What the exercise asks
The answer should be one number: how many lines in the records below contain the word "door".

Material provided
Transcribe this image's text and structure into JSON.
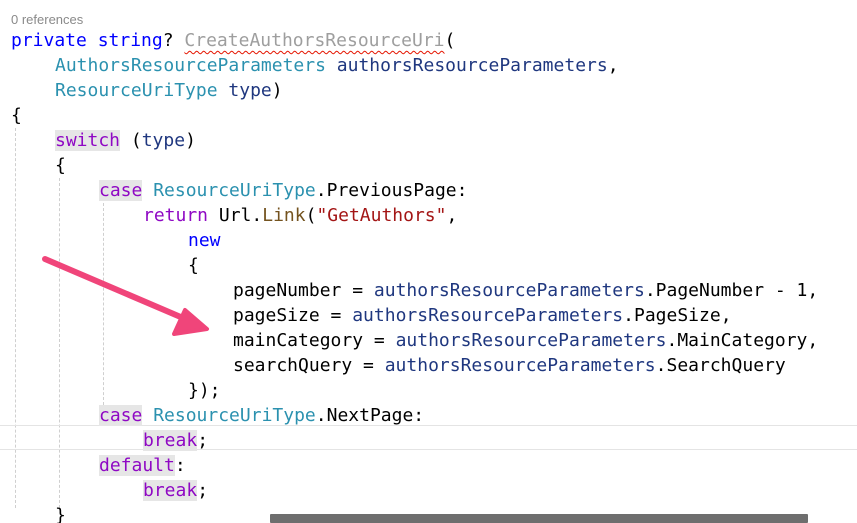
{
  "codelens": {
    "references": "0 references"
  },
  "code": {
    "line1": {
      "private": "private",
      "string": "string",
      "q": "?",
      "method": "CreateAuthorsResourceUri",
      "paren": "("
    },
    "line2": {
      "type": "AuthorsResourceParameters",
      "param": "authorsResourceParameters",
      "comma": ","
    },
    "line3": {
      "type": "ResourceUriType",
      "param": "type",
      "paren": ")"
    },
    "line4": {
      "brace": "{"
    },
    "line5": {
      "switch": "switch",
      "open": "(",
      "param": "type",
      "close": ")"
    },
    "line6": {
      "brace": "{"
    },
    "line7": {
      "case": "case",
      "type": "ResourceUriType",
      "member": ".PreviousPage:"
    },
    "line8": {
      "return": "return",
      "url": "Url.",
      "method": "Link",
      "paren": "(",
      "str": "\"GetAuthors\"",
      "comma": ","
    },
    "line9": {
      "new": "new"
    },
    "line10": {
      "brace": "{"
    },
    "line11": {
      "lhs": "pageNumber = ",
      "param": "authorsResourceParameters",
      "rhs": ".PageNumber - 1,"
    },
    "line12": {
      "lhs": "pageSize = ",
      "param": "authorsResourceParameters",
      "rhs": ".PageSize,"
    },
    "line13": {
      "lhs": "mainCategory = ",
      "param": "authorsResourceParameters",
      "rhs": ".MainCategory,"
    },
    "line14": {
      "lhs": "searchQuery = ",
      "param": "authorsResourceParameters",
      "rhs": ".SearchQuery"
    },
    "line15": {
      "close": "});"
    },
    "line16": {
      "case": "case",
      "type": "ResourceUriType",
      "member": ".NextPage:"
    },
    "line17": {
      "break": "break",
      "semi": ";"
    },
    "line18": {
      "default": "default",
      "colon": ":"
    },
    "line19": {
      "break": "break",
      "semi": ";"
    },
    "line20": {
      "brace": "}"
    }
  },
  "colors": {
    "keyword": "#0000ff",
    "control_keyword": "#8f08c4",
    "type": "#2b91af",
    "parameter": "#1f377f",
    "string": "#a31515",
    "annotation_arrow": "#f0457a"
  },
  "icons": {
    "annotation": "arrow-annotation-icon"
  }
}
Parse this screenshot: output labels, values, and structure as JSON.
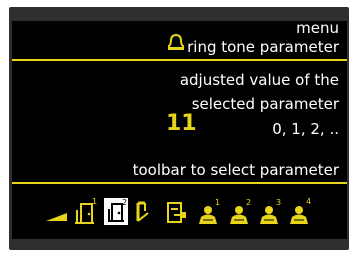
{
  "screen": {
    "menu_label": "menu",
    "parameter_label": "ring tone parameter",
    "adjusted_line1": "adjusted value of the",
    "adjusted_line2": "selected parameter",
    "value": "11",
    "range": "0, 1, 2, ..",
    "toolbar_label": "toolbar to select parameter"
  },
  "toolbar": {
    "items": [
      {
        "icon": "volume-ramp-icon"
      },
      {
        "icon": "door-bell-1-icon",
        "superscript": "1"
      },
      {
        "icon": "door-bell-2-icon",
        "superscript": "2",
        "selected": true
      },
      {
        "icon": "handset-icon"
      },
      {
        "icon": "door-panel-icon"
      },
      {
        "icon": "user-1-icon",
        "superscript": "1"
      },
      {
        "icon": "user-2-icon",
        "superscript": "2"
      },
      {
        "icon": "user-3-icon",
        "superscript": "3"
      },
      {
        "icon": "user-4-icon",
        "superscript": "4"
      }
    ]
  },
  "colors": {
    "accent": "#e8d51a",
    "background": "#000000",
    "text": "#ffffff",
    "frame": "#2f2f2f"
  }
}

Exercise response
3